You are picked up by the police for intimidating a female staff member at a McDonald’s into giving you a free Coke. At the station, the woman interrogator knows all your answers before you do. Coming down from a major speed trip, you’ve had enough of this hallucination and then she starts explaining that this station does not even exist. Look out the window, she says: you won’t find landscape, weather, not even climate change – it’s all decoration, it’s all written. And then she goes on about her own literary exploits and ambitions. As you storm out of the station, you advise her to write a memoir, I Was a Fuckhead.
You are Silny (Muscles, in free translation) – a dresiarz, or the tracksuit-clad Polish chav, and the narrator of Wojna polska-ruska pod flaga bialo-czerwona (Snow White and Russian Red), the biggest Polish literary sensation of this millennium. She is Dorota Masłowska, the shy 19-year-old schoolgirl who wrote the book and who has just led you through a charming little scene. It manages to marry post-modernist playfulness and showing up of the literary convention with the Romantic metaphysical horror and showing up of the very world as an illusion (“life is elsewhere”) to deliver a rather neat piece of social criticism. We live in a plastic world, she says, and we think words and thoughts that belong not to us, but to television ads, talk-shows, quizzes. Our culture, our very life, is shown up.

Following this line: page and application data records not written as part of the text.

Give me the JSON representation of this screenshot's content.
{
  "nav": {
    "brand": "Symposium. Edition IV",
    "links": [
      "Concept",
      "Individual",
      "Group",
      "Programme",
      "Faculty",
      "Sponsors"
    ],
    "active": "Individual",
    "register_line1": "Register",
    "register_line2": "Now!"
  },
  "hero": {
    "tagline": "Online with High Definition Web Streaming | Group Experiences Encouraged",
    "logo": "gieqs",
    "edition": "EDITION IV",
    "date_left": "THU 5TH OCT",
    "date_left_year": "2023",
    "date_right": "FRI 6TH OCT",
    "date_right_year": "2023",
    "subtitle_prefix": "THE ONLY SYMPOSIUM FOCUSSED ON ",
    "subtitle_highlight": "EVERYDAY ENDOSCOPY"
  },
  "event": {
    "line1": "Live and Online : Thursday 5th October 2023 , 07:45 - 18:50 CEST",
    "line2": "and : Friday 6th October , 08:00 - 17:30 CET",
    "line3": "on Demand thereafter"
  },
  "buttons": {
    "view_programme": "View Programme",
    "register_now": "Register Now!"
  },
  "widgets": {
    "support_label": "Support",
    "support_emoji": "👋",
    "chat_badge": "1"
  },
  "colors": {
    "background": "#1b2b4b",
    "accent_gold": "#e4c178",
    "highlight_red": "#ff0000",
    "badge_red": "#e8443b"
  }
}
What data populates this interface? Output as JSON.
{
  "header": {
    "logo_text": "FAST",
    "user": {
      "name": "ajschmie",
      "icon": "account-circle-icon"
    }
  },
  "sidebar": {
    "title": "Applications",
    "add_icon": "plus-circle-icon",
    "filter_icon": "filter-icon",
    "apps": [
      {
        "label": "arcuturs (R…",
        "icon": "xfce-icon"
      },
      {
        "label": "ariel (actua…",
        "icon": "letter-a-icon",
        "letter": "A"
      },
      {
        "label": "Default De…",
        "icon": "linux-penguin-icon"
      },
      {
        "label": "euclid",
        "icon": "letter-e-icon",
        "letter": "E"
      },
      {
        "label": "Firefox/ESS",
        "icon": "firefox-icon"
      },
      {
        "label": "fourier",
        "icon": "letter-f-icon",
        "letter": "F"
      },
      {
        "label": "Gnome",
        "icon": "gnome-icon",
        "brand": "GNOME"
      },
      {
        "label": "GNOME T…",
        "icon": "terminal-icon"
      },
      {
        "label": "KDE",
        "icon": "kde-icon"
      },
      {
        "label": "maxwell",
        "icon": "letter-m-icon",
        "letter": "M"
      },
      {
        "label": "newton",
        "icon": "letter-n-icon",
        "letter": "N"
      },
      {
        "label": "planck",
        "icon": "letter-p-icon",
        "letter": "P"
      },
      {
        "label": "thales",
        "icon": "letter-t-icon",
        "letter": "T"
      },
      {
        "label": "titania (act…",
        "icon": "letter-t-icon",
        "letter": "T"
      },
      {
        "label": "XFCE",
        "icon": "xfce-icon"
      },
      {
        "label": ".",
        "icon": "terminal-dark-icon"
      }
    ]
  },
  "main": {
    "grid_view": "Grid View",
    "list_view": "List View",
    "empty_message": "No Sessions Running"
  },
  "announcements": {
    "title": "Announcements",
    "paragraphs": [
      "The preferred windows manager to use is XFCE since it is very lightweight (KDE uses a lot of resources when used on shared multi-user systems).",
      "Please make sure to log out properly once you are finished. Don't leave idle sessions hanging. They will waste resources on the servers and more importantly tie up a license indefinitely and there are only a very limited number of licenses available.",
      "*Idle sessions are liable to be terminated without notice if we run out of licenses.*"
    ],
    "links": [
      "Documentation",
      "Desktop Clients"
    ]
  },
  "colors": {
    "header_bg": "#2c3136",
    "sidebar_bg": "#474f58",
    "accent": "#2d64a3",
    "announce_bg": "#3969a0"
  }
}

Not the most original of stories to tell about the world we live in, you will say. True, but it is one that will bear any number of tellings so long as they have grace or force – and this book has both. Its secret is in the language – dirty, rumbling, largely oblivious to grammar or logic, vulgar and utterly seductive. When it was published in 2002, The War On Russkies Under the Polish Flag, as the title is perhaps best translated, gave many younger Poles the illusion of hearing their own internal monologue amplified and broadcast to the public. It is impossible to speak quite the way Masłowska’s characters do – but it often seems impossible to think any other way.
Inimitable, her voice became the first of a wave of “Young Polish Writers”, a phenomenon which, as Masłowska’s own publisher recently declared, ended in 2007 with the suicide of Mirek Nahacz, at 23 years of age an established novelist. His death came a year after Masłowska won the Nike Award, Poland’s most prestigious literary award named, incidentally, after the Greek goddess, not the shoes. She was then 23 herself and had beaten a field including the poet Wisława Szymborska, 60 years her senior. Mind you, Szymborska may not have been that bothered, as she’d won the Nobel Prize ten years before.
There is nothing quite so irritating as the young genius, so it is no surprise that Masłowska should have many detractors. And their ranks are bound to grow, as the marketing budget for the recently released film of her début novel suggests she has achieved the sort of material comfort that few writers enjoy and which, for those few, precludes critical acclaim, something she has enjoyed in abundance.
Even more annoying, the film is rather good for a recent Polish production. Directed by Xawery Zulawski, the son of a famous director once married to Sophie Marceau, the film does a decent job of translating the biting social satire that lurks in Masłowska’s exuberant idiom into the language of the screen. Mixing conventions, alluding to Fight Club and The Matrix in a single scene, the film can be fun to watch – and for even die-hard fans of the book, Silny will probably forever have the angered face of Borys Szyc, who fills the screen with his inflated pupils, his moronic smile and the rather impressive muscles he had built for the role.
Sadly, my favourite scene falls somewhat flat. When, in the book, a character tells another that we all live in a film, wear costumes and speak scripted lines, this could be a well-worn cliché, but Masłowska’s grotesque delivery makes it sound fresh and exciting. When, in the film, she appears on the screen to make the point and then proceeds to expose the fiction by knocking over elements of the set – well, it all really is a film. She’s statin’ the bleedin’ obvious, innit?
Snow White and Russian Red can be purchased at Massolit Books, ul. Felicjanek 4.